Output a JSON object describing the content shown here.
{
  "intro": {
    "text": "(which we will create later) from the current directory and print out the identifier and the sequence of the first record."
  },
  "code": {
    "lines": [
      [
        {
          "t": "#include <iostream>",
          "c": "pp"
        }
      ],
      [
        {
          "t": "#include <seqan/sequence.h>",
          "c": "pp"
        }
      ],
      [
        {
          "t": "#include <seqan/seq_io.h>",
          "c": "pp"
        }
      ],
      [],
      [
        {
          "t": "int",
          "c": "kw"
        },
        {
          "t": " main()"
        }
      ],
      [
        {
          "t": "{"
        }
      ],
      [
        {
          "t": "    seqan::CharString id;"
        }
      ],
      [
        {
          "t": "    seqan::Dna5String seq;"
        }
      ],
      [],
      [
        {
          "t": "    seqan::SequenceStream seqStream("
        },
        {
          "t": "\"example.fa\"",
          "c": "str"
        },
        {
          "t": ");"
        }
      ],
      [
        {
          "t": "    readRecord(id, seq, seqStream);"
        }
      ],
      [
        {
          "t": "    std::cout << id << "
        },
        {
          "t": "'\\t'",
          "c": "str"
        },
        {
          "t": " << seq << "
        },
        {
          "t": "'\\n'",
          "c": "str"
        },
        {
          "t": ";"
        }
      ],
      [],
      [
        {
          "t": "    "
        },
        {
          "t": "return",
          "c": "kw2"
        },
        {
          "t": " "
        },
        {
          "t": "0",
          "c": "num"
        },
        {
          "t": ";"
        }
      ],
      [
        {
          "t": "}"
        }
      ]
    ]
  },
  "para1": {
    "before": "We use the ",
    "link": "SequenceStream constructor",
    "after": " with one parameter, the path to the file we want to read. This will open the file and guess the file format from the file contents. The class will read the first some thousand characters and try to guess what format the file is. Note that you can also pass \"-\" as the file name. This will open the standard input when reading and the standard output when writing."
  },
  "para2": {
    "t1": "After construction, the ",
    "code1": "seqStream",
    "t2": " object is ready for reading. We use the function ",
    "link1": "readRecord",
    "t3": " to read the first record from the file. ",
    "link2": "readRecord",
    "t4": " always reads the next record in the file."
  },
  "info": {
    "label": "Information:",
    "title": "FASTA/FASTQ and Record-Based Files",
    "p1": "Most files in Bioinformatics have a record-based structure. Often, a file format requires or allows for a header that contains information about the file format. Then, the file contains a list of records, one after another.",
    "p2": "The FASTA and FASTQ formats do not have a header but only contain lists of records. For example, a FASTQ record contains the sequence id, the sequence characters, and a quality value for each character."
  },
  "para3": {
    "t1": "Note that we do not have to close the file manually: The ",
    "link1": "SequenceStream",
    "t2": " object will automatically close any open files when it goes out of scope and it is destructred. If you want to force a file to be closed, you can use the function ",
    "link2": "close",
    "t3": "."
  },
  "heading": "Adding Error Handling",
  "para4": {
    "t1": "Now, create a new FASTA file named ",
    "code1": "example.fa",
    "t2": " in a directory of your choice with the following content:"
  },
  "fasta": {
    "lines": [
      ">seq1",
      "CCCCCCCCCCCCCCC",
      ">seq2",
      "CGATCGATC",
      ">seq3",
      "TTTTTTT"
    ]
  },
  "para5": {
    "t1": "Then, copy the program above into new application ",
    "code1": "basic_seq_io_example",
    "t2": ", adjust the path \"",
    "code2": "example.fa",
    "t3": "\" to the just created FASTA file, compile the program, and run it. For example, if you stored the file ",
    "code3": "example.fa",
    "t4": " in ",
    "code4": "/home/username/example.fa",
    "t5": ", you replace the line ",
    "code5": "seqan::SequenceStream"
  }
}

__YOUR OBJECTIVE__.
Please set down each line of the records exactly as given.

__RESPONSE AREA__.
Output a JSON object describing the content shown here.
{
  "intro": {
    "text": "(which we will create later) from the current directory and print out the identifier and the sequence of the first record."
  },
  "code": {
    "lines": [
      [
        {
          "t": "#include <iostream>",
          "c": "pp"
        }
      ],
      [
        {
          "t": "#include <seqan/sequence.h>",
          "c": "pp"
        }
      ],
      [
        {
          "t": "#include <seqan/seq_io.h>",
          "c": "pp"
        }
      ],
      [],
      [
        {
          "t": "int",
          "c": "kw"
        },
        {
          "t": " main()"
        }
      ],
      [
        {
          "t": "{"
        }
      ],
      [
        {
          "t": "    seqan::CharString id;"
        }
      ],
      [
        {
          "t": "    seqan::Dna5String seq;"
        }
      ],
      [],
      [
        {
          "t": "    seqan::SequenceStream seqStream("
        },
        {
          "t": "\"example.fa\"",
          "c": "str"
        },
        {
          "t": ");"
        }
      ],
      [
        {
          "t": "    readRecord(id, seq, seqStream);"
        }
      ],
      [
        {
          "t": "    std::cout << id << "
        },
        {
          "t": "'\\t'",
          "c": "str"
        },
        {
          "t": " << seq << "
        },
        {
          "t": "'\\n'",
          "c": "str"
        },
        {
          "t": ";"
        }
      ],
      [],
      [
        {
          "t": "    "
        },
        {
          "t": "return",
          "c": "kw2"
        },
        {
          "t": " "
        },
        {
          "t": "0",
          "c": "num"
        },
        {
          "t": ";"
        }
      ],
      [
        {
          "t": "}"
        }
      ]
    ]
  },
  "para1": {
    "before": "We use the ",
    "link": "SequenceStream constructor",
    "after": " with one parameter, the path to the file we want to read. This will open the file and guess the file format from the file contents. The class will read the first some thousand characters and try to guess what format the file is. Note that you can also pass \"-\" as the file name. This will open the standard input when reading and the standard output when writing."
  },
  "para2": {
    "t1": "After construction, the ",
    "code1": "seqStream",
    "t2": " object is ready for reading. We use the function ",
    "link1": "readRecord",
    "t3": " to read the first record from the file. ",
    "link2": "readRecord",
    "t4": " always reads the next record in the file."
  },
  "info": {
    "label": "Information:",
    "title": "FASTA/FASTQ and Record-Based Files",
    "p1": "Most files in Bioinformatics have a record-based structure. Often, a file format requires or allows for a header that contains information about the file format. Then, the file contains a list of records, one after another.",
    "p2": "The FASTA and FASTQ formats do not have a header but only contain lists of records. For example, a FASTQ record contains the sequence id, the sequence characters, and a quality value for each character."
  },
  "para3": {
    "t1": "Note that we do not have to close the file manually: The ",
    "link1": "SequenceStream",
    "t2": " object will automatically close any open files when it goes out of scope and it is destructred. If you want to force a file to be closed, you can use the function ",
    "link2": "close",
    "t3": "."
  },
  "heading": "Adding Error Handling",
  "para4": {
    "t1": "Now, create a new FASTA file named ",
    "code1": "example.fa",
    "t2": " in a directory of your choice with the following content:"
  },
  "fasta": {
    "lines": [
      ">seq1",
      "CCCCCCCCCCCCCCC",
      ">seq2",
      "CGATCGATC",
      ">seq3",
      "TTTTTTT"
    ]
  },
  "para5": {
    "t1": "Then, copy the program above into new application ",
    "code1": "basic_seq_io_example",
    "t2": ", adjust the path \"",
    "code2": "example.fa",
    "t3": "\" to the just created FASTA file, compile the program, and run it. For example, if you stored the file ",
    "code3": "example.fa",
    "t4": " in ",
    "code4": "/home/username/example.fa",
    "t5": ", you replace the line ",
    "code5": "seqan::SequenceStream"
  }
}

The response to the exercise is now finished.